▶ **Task description**
Say how many lines below have "Format" in them, giving the number alone.

▶ **Source records**
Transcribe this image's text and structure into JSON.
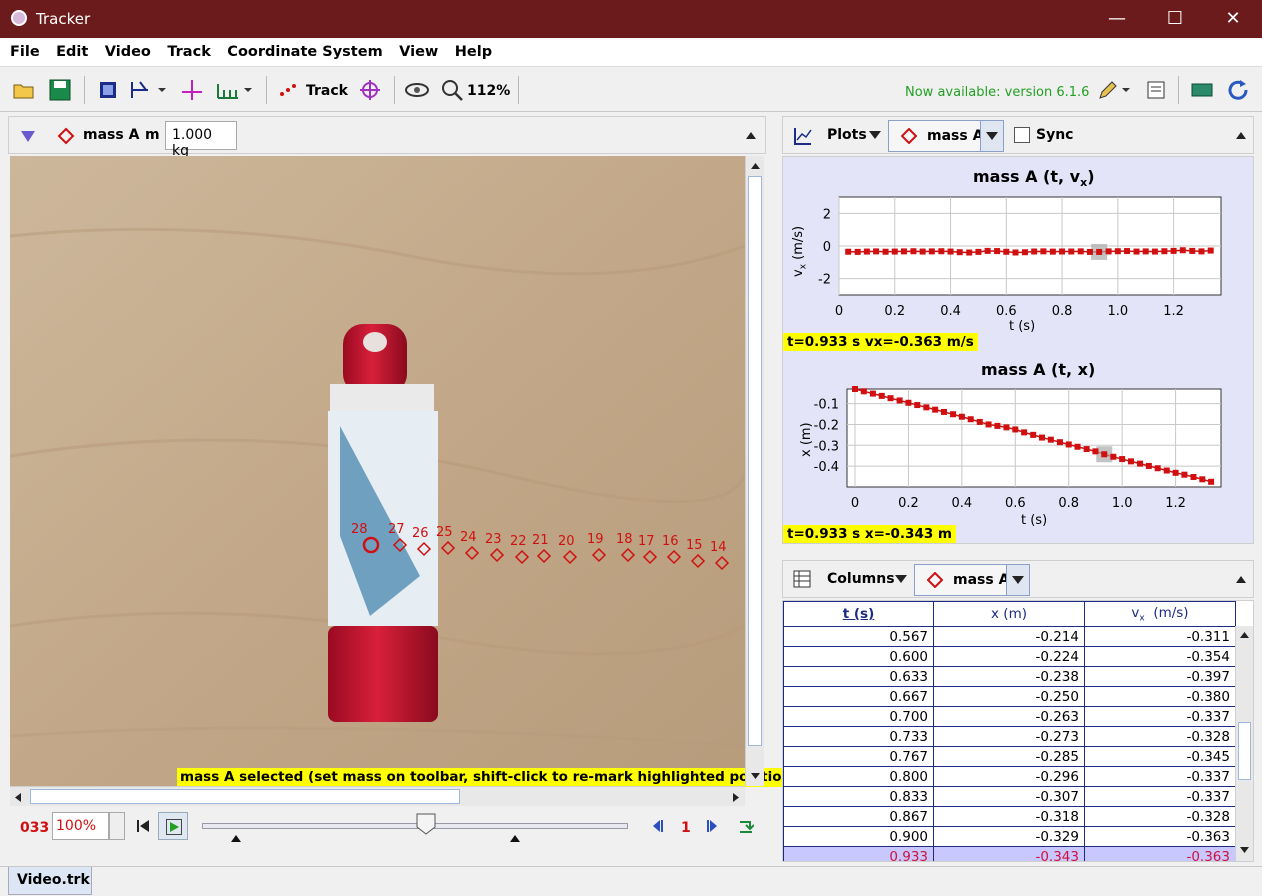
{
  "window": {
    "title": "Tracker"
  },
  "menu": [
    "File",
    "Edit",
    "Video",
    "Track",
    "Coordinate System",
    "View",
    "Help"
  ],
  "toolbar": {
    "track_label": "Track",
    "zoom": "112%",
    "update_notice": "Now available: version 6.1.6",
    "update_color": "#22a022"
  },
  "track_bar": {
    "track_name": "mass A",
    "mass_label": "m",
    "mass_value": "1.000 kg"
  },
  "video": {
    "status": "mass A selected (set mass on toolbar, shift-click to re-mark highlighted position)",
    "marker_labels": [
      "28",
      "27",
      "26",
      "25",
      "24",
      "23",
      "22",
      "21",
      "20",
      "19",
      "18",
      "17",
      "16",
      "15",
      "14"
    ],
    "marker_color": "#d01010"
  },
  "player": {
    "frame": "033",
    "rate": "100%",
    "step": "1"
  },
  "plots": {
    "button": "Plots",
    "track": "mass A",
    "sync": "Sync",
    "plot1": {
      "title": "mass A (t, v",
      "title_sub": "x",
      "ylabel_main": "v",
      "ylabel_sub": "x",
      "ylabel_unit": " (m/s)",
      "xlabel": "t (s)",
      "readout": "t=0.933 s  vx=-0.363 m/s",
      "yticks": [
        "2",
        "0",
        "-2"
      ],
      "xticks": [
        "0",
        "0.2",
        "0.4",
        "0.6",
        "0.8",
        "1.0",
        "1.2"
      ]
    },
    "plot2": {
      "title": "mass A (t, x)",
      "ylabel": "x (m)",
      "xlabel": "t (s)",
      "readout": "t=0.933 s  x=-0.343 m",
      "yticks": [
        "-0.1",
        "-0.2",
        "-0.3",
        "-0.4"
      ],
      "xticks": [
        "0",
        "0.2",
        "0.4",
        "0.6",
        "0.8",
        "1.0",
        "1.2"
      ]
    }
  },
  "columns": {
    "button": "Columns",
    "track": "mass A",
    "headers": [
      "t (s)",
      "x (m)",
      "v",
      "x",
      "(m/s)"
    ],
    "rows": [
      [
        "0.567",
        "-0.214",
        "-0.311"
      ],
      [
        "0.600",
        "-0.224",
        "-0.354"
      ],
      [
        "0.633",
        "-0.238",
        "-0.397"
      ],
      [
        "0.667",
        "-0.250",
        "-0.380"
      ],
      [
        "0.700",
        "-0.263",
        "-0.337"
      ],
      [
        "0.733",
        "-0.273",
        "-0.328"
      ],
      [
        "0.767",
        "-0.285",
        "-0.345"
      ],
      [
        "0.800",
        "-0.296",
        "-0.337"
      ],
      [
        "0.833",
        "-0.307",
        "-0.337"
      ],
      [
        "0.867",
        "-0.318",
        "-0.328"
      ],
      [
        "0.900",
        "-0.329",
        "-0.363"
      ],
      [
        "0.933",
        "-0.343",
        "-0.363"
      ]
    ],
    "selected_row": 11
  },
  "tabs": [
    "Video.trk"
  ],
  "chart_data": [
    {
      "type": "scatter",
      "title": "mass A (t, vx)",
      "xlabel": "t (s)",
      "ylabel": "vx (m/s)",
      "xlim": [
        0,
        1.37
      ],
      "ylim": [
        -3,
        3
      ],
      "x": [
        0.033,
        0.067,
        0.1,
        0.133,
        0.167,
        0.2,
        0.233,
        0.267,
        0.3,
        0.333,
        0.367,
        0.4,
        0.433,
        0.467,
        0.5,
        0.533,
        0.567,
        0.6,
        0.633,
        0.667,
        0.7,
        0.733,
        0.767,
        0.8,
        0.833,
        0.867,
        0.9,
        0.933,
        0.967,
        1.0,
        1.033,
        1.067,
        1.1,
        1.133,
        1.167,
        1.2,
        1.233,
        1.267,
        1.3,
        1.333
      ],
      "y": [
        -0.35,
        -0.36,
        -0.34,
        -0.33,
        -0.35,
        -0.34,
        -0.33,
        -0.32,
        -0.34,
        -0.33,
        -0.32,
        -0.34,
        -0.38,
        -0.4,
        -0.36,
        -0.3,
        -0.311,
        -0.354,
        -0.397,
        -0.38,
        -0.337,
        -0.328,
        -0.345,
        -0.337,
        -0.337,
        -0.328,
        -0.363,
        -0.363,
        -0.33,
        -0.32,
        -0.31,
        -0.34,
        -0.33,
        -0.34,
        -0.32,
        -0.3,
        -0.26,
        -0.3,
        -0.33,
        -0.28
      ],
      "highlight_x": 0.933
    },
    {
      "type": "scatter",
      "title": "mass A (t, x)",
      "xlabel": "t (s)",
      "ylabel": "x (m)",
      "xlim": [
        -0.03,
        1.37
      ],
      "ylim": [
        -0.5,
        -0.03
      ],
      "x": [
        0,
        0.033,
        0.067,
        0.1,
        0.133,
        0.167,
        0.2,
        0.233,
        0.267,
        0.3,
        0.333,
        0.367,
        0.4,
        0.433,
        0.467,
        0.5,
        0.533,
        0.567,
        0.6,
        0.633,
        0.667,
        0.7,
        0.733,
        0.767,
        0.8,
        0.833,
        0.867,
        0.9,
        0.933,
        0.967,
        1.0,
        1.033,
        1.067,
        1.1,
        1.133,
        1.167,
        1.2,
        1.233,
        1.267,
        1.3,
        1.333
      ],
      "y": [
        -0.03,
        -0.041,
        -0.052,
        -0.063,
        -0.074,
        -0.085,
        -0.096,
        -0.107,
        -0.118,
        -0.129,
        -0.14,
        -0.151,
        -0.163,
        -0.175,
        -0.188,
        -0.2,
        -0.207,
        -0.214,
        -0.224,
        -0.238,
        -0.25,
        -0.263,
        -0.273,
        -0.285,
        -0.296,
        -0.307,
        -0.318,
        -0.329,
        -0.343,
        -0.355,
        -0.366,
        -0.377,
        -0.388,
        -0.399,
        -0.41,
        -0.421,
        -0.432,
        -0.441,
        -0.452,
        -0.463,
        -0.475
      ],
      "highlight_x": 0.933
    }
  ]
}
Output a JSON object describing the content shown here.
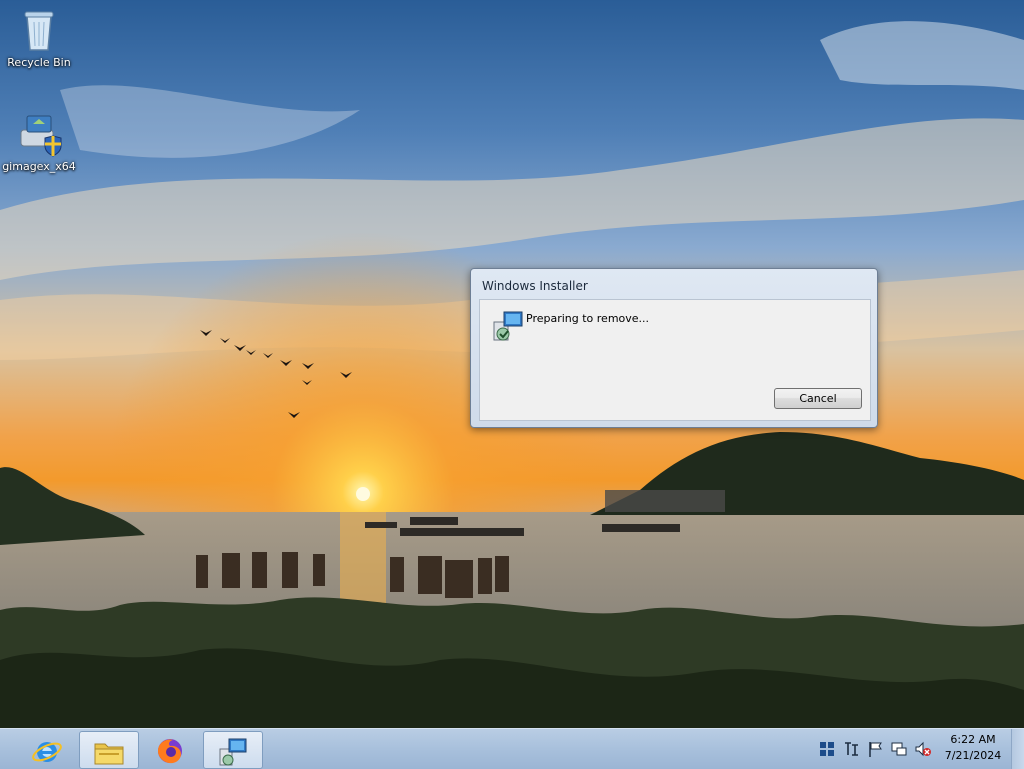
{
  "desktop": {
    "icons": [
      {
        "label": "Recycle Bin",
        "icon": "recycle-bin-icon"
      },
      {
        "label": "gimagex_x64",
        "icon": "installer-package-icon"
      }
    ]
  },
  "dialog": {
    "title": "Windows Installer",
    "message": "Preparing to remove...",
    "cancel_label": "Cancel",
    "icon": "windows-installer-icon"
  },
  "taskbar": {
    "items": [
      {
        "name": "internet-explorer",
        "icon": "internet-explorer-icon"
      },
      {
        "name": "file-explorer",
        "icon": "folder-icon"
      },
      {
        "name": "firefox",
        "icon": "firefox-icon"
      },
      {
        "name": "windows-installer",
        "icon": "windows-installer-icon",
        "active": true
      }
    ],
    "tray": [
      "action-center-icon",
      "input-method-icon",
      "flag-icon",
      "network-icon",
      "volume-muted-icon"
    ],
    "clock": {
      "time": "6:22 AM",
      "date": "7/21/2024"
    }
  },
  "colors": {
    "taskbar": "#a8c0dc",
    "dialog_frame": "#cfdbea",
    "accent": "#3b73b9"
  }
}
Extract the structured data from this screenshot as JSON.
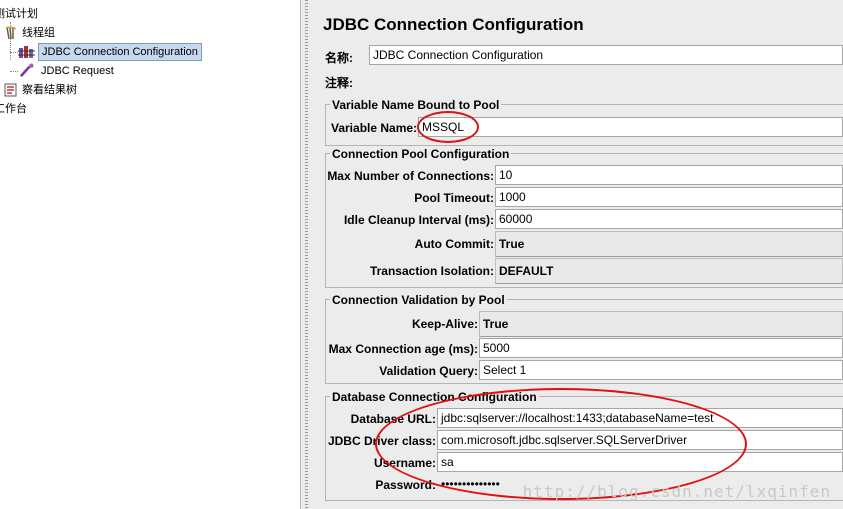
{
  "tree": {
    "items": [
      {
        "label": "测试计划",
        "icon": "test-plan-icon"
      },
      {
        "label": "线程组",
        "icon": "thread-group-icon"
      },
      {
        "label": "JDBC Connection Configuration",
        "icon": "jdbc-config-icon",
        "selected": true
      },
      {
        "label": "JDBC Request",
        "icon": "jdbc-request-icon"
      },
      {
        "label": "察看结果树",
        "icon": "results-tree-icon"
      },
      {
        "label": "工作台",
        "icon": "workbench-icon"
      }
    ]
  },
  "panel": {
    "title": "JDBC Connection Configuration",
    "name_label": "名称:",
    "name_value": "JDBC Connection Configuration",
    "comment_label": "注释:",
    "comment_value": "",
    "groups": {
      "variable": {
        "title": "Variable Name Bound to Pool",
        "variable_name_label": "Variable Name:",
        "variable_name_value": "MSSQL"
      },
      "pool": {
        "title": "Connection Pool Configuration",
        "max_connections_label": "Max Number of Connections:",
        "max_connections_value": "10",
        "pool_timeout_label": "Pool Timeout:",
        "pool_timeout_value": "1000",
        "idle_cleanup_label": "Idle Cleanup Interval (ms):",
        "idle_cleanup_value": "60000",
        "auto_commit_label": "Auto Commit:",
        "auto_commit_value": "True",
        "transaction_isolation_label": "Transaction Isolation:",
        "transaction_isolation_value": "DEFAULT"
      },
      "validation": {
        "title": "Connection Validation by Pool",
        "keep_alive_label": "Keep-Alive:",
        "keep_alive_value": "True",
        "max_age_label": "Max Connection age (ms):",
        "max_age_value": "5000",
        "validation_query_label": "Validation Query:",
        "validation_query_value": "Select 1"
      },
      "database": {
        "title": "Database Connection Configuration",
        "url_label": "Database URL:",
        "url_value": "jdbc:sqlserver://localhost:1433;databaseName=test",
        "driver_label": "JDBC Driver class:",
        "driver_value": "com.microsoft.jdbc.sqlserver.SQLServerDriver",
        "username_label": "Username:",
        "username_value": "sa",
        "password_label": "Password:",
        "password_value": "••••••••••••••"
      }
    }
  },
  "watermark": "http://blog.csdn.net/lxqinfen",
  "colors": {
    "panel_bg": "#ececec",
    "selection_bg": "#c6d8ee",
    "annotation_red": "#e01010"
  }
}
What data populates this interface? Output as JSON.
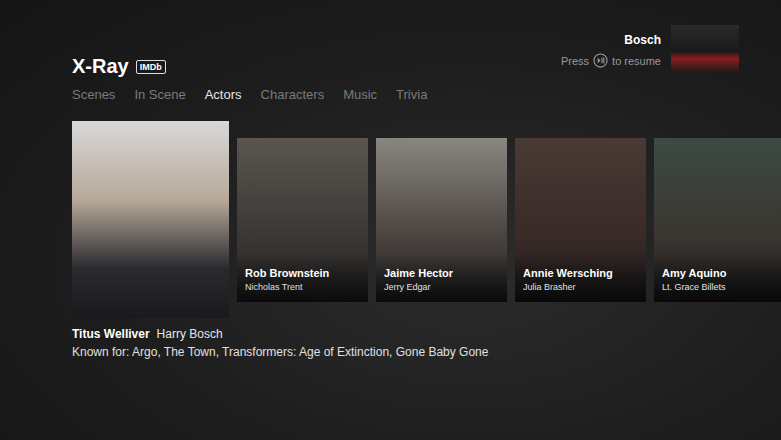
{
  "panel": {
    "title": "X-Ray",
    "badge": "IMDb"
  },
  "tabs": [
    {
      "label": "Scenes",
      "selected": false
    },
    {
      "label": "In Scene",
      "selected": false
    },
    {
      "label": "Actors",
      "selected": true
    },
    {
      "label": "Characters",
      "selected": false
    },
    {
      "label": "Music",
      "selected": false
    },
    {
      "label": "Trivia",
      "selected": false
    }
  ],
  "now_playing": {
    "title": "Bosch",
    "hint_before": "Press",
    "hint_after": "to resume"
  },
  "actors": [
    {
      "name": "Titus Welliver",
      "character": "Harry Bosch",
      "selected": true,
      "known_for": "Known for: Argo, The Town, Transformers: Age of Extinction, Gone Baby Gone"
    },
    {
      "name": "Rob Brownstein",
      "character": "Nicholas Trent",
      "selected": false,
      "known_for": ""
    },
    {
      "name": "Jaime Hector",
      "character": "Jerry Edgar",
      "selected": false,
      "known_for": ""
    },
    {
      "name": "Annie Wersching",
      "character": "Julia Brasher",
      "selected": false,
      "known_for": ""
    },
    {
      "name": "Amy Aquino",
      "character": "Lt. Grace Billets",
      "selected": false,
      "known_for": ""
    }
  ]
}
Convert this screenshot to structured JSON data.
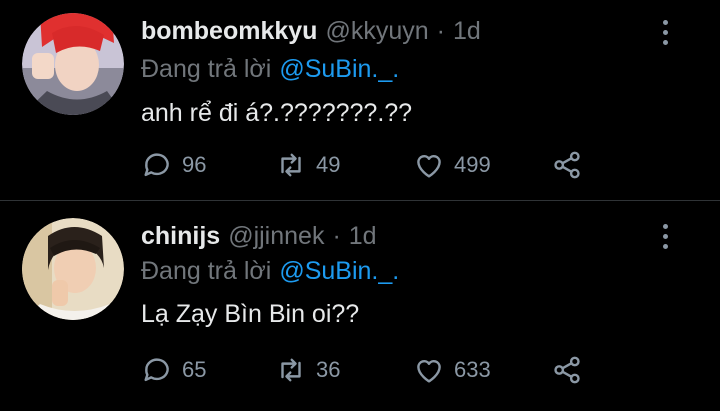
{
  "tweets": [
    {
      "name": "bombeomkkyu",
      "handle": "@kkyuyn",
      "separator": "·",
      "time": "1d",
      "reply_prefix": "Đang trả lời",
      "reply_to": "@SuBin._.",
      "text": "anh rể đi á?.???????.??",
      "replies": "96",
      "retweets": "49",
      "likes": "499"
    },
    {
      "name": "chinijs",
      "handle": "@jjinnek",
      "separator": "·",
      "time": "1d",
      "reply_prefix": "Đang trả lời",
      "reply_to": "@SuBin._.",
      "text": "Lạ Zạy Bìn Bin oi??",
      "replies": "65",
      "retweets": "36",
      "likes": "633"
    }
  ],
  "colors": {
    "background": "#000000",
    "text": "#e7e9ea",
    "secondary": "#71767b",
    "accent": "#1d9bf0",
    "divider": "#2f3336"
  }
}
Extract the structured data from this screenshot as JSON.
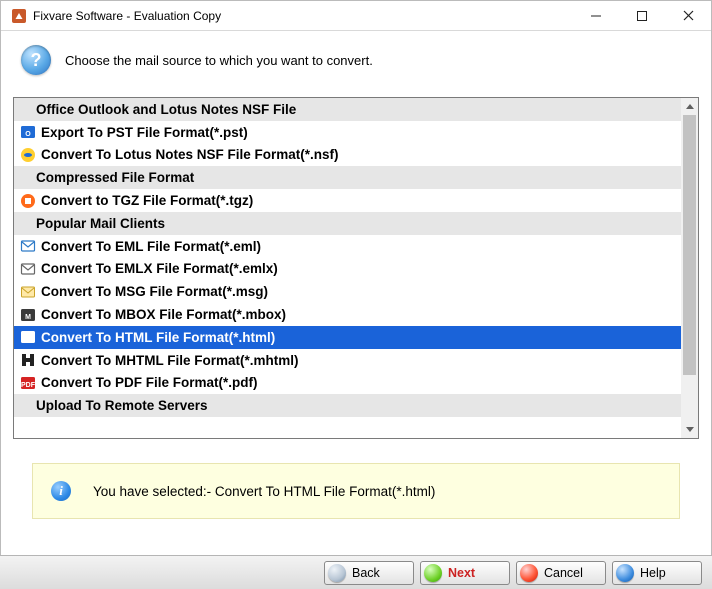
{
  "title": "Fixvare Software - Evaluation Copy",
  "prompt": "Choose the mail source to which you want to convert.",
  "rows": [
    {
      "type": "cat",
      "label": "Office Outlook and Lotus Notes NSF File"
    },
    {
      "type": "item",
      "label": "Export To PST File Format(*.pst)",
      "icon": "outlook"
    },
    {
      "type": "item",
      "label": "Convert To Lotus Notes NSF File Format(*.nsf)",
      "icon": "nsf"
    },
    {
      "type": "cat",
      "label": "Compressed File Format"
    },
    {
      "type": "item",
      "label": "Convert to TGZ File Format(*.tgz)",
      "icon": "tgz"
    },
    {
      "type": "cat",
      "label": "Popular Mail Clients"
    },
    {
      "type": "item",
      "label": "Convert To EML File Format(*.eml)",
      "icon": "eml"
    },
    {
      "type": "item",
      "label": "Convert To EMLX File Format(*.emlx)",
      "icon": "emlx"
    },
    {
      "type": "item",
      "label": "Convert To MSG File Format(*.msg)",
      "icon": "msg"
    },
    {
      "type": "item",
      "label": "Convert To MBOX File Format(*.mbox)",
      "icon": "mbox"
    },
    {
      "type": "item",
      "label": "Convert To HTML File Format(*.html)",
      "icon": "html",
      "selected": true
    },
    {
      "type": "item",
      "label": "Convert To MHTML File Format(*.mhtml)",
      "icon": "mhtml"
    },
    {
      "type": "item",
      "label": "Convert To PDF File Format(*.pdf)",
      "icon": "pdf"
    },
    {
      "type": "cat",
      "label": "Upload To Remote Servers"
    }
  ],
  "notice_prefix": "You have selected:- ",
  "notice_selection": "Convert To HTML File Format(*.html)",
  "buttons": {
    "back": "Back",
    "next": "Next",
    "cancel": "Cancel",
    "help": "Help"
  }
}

▶ **Exercise answer**
12